While driving from Pella up to north-central Iowa, I heard a news report on the car radio: both Democrats and Republicans at the state capitol have identified water quality improvement as a priority for the next legislative session. Yes, please. That would be most appreciated. Iowa has challenges with both the waters within our borders, and with our contribution of nutrients (especially nitrogen) that enrich the Gulf of Mexico and contribute to the famous hypoxic “Dead Zone.” So, yes, let’s get to work. If our political leaders are looking for ideas, they might check out what’s happening at a family farm outside Charles City in Floyd County.
Dean Tjaden showed me around. He and his wife Linda farm these 450 acres, as well as doing off-farm work: he retired recently from DeKalb Feeds, she is on the Floyd County Board of Supervisors. (Click that link for her Facebook page–she has lots of interesting links about local agriculture, the wetland I discuss here, and more).
Their operation is perhaps an example of traditional agriculture, a “Century Farm” that’s been in his family for over a hundred years. Being a city guy, I was glad to learn a bit about the reality of what this business entails. And make no mistake, a farm is a business: Dean was forthcoming about the substantial outlay for land or needed equipment, and how that impacts subsequent finances; about how margins are tight and commodity prices so variable; about working with the land and weather. Oh, and you know the challenge you face finding someone to care for your pet, when you want to take a vacation? Imagine being responsible for 400 head of cattle!
Despite the very real challenges, the Tjadens clearly love the farm, and take pride in doing the important work of feeding the rest of us. Moreover, these folks act as stewards of this land, and have for decades. Dean showed terracing and other infrastructure installed since the 1970s as part of the Washington School Watershed Program to prevent flooding of Charles City by Hires Creek. So maybe it’s unsurprising that they are now participating in the Conservation Reserve Enhancement (CREP) program, an initiative to reduce nutrient (especially nitrogen) in Iowa’s streams and rivers. The idea is to put proven science to work: build the right-size wetland, in the right location, to remove nutrients from subsurface drainage pipe (tiles). Microbes in the wetland convert the dissolved nitrogen (NO3, nitrate) into nitrogen gas (N2), releasing it to the air (which is already 78% N2).

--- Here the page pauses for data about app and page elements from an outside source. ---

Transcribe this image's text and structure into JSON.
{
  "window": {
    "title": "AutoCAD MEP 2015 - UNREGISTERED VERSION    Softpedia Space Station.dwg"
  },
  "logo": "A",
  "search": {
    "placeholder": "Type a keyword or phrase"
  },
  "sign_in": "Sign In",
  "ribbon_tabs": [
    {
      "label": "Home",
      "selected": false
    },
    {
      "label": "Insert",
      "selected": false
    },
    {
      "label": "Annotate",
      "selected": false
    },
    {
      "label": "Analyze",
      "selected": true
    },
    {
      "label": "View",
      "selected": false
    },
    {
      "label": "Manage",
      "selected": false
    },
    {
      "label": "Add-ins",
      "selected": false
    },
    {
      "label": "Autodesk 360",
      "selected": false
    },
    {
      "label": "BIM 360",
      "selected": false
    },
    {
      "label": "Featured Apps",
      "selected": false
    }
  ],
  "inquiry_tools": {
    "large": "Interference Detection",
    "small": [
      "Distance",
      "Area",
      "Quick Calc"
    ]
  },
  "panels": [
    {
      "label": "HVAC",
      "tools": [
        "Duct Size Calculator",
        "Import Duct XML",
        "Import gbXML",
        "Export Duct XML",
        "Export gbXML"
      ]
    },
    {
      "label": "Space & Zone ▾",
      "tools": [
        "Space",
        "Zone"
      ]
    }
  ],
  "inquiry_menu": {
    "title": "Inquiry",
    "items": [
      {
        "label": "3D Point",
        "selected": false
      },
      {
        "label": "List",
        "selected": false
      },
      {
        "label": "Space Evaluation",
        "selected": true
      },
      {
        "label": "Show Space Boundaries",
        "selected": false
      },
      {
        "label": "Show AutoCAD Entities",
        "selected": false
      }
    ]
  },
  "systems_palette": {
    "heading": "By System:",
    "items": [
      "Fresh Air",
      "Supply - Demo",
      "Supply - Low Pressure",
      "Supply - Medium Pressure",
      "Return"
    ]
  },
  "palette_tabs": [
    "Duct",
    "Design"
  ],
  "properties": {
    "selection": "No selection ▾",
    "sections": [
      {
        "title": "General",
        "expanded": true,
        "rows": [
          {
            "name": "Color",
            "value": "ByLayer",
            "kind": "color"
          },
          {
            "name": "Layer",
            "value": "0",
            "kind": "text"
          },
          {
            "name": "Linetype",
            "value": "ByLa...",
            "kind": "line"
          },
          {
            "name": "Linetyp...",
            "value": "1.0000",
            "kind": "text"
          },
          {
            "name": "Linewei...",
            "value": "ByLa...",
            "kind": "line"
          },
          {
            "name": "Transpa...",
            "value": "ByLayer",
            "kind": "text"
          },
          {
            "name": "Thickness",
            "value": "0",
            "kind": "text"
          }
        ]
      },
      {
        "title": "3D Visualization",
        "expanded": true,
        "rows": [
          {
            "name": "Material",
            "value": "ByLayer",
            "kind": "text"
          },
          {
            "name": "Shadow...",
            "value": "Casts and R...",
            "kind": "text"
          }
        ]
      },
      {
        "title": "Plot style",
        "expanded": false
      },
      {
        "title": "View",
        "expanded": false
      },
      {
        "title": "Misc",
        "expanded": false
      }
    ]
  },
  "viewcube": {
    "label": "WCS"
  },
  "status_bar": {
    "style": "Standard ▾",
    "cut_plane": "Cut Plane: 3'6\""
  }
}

As we sat at his kitchen table, Dean showed me the wetland plans and an “owner’s manual” of sorts. This wetland is engineered to remove 11,700 pounds (5300 kilos) of nitrogen every year, and 878 US tons (800 metric tons) over its lifetime. He told me that the Iowa Dept of Agriculture & Land Stewardship (IDALS) approaches owners of land sitting at key spots (hydrologic crossroads, if you will) where water collects before heading downstream. These are the best spots to intercept that water, slow it down, and let wetlands remove excess nutrients. 99wetlands readers might recall other posts about nutrient removal in wetlands, and how wetlands can also help reduce flood risk. These are the natural activities of wetlands, and also important services for our well-being.
Shouldn’t all those “ecosystem services” be worth something? And indeed, CREP includes payment to the farmer/landowner. But unlike some other conservation programs, this is playing for keeps: the wetland has a permanent easement. So, the Tjadens and any future landowners must keep those 20 acres in wetland and surrounding conservation planting. Access to the control structure and maintenance must be accommodated. These acres cannot be used for commercial production. The property still belongs to the family (e.g., they needn’t allow just anybody to wander around out there), but the easement permanently assures this spot is a working wetland.
The Tjadens have had a very positive experience: the government folks have been good to work with, Dean had praise for the contractor doing the construction, and the wetland has already had plenty of waterfowl visitors to enjoy. This wetland was only just built, but next year those cover plantings should take off, water should fill the basin, and this wetland should get to work.
Dean had been a friendly host, and generous with his time, yet I still asked for a couple more favors. First, I got permission to come again in the future and check out how the wetland develops. He graciously agreed, so look for updates in future blog entries. Second, I asked him for a parting thought. What would he want others (especially fellow landowners) to know about all this? I’m delighted to report that he was really encouraging. The family plans to enjoy the wetland for years to come. He suggests that others look beyond every last little bit of revenue from every acre, and consider building their own wetlands.
I’m hopeful that we can get busy, and finally address our water quality challenges. It will take a lot of work, with many Iowans involved, and we’ll need to be agile, using a variety remedies…but I know we can do it. I’ve got 99 good reasons for optimism.